Data below:
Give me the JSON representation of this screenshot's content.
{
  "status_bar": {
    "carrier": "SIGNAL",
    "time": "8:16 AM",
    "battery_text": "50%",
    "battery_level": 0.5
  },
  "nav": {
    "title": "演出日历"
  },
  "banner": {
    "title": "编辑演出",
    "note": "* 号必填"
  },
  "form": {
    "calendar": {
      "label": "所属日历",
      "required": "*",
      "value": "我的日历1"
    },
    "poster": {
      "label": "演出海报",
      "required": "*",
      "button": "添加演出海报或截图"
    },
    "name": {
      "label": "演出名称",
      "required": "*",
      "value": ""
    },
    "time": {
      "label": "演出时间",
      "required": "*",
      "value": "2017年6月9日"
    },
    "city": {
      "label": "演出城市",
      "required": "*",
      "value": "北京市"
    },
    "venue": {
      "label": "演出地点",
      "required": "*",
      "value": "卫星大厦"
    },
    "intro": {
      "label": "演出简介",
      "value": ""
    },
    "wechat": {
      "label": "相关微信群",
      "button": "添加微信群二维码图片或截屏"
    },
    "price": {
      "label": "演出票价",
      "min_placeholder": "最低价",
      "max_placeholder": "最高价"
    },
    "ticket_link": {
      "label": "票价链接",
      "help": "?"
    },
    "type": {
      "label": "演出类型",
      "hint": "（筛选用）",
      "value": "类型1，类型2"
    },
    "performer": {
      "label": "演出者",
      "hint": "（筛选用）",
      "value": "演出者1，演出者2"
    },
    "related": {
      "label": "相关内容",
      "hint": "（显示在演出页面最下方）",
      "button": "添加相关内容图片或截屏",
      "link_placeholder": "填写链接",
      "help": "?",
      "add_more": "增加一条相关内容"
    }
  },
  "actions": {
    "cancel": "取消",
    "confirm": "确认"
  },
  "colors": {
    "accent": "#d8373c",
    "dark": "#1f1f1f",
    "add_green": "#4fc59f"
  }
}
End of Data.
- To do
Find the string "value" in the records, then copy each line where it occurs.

- Exercise answer
      "value": "我的日历1"
      "value": ""
      "value": "2017年6月9日"
      "value": "北京市"
      "value": "卫星大厦"
      "value": ""
      "value": "类型1，类型2"
      "value": "演出者1，演出者2"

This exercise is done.